◆ What you will do:
Your task is to copy every line of the entries that contains "Interested".

(Items from a dataset)
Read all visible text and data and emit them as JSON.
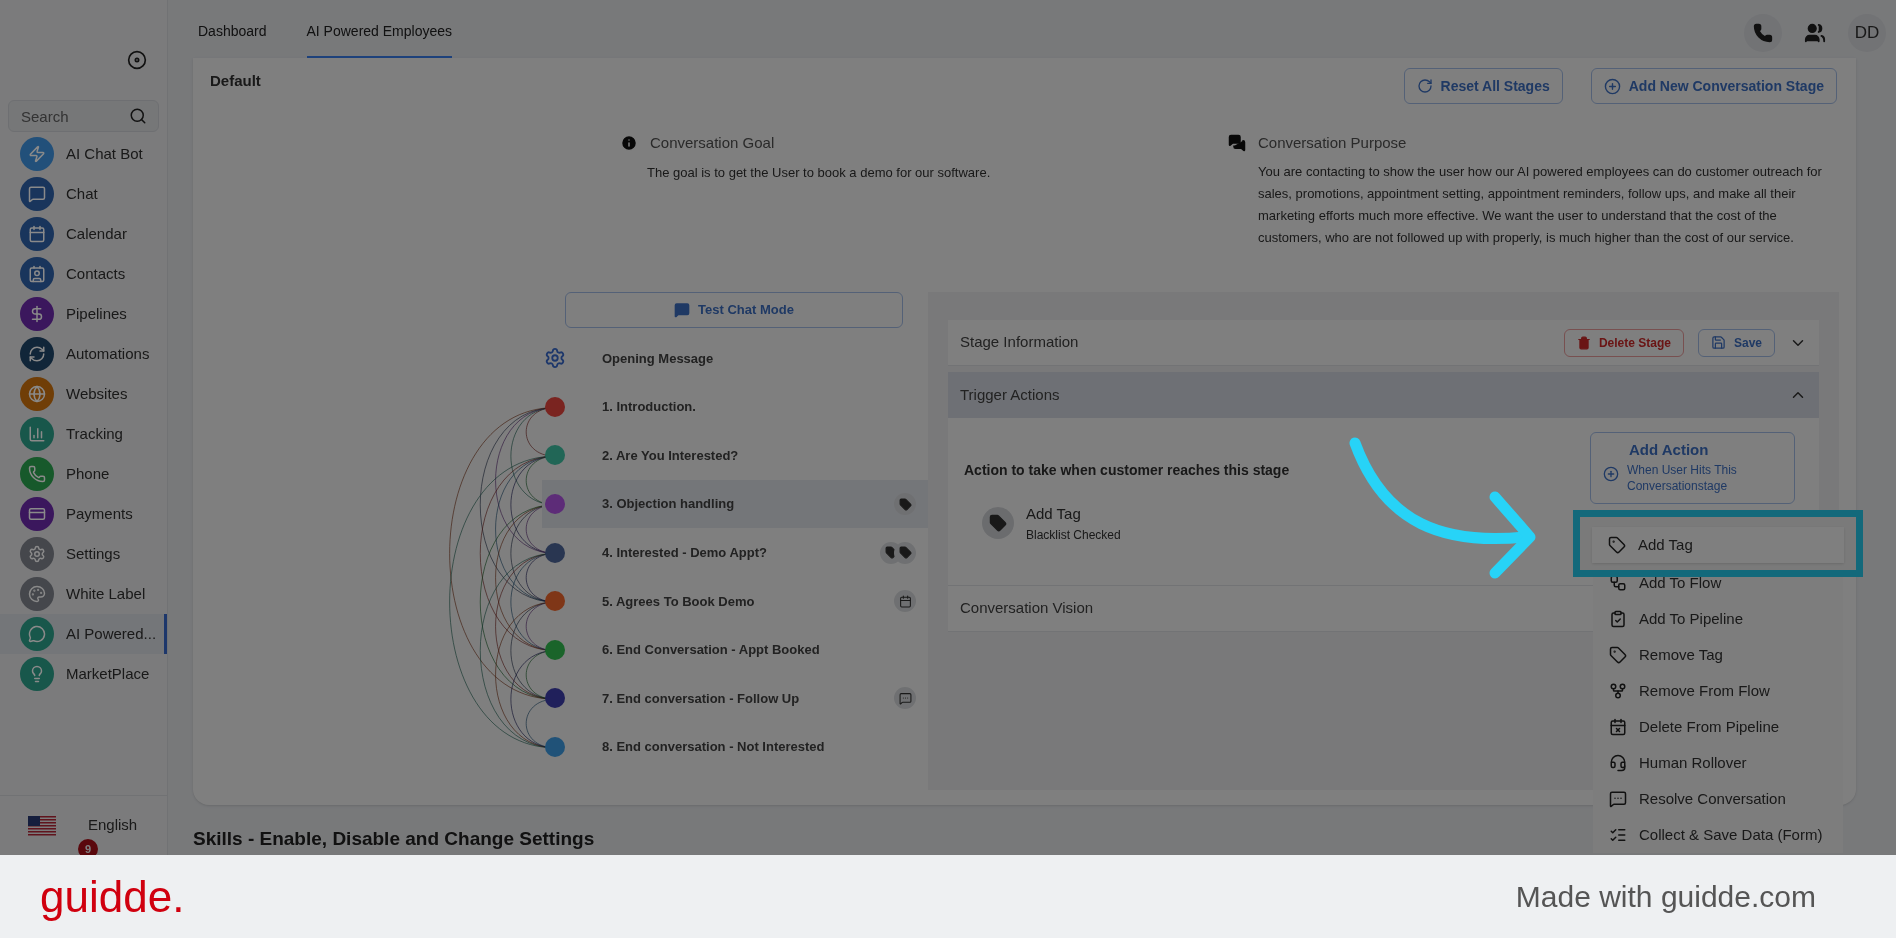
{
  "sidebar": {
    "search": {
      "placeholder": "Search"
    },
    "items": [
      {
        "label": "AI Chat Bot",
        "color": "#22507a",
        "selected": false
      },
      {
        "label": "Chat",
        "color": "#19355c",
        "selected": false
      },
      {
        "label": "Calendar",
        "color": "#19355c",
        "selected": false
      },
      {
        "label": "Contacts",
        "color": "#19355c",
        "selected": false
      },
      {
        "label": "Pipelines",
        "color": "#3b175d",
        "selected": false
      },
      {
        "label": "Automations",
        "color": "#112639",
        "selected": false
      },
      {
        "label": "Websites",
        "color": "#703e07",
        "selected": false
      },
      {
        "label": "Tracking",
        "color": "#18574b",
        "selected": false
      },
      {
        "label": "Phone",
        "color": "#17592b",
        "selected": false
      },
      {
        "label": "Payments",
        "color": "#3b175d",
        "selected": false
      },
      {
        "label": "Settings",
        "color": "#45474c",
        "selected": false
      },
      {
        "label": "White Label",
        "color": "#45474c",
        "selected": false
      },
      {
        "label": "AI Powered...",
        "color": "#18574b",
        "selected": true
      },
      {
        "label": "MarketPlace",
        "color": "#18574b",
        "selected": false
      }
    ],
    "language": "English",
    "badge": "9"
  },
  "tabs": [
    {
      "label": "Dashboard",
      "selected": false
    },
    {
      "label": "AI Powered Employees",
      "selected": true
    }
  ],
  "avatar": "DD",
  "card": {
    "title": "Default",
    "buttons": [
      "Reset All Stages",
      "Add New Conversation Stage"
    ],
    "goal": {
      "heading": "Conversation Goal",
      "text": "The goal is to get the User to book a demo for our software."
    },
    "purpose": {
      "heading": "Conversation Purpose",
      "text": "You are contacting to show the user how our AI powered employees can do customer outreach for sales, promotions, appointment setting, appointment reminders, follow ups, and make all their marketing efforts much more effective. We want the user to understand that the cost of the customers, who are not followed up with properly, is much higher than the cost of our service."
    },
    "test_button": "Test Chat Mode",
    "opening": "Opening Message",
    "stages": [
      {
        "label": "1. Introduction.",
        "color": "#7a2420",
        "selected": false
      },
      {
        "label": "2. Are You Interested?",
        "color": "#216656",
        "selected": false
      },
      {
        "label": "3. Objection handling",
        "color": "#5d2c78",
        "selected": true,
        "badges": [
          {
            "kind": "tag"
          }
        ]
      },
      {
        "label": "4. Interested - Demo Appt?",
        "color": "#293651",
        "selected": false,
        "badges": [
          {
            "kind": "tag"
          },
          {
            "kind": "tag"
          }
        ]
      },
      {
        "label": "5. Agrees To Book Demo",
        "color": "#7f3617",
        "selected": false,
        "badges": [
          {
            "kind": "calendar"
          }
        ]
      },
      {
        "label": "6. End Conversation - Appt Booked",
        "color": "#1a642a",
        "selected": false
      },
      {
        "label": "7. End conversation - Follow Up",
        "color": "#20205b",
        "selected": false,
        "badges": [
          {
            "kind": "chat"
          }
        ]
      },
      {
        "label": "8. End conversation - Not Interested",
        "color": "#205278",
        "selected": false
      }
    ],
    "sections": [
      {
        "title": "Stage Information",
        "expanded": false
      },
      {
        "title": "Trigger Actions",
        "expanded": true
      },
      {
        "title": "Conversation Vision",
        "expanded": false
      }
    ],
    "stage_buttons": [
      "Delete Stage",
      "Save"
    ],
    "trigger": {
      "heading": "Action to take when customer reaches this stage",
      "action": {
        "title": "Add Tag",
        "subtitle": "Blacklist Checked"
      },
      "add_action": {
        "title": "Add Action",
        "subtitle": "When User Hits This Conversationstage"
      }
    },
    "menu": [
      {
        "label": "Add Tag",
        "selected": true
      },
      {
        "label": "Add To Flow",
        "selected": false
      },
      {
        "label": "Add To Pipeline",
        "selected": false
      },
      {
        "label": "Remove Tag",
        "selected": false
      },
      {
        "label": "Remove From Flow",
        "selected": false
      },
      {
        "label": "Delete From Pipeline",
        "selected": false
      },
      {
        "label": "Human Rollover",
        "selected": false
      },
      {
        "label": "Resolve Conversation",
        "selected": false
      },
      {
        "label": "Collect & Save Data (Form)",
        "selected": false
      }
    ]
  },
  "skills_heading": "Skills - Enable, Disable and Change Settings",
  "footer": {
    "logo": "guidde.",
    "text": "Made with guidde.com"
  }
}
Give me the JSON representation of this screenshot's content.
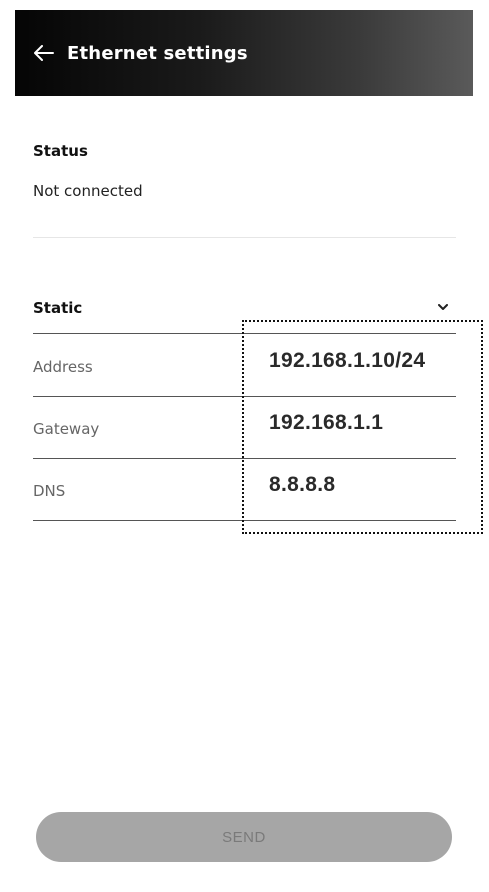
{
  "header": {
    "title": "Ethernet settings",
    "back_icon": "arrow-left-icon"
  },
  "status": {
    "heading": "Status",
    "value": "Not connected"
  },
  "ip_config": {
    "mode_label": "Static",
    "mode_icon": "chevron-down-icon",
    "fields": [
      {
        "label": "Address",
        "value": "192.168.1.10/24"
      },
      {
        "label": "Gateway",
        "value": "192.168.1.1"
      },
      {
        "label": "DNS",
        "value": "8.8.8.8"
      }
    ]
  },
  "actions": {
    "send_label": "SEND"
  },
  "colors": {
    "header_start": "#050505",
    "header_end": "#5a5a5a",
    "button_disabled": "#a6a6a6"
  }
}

◆ Exercise output:
        "label": "2. Are You Interested?",
        "label": "4. Interested - Demo Appt?",
        "label": "8. End conversation - Not Interested",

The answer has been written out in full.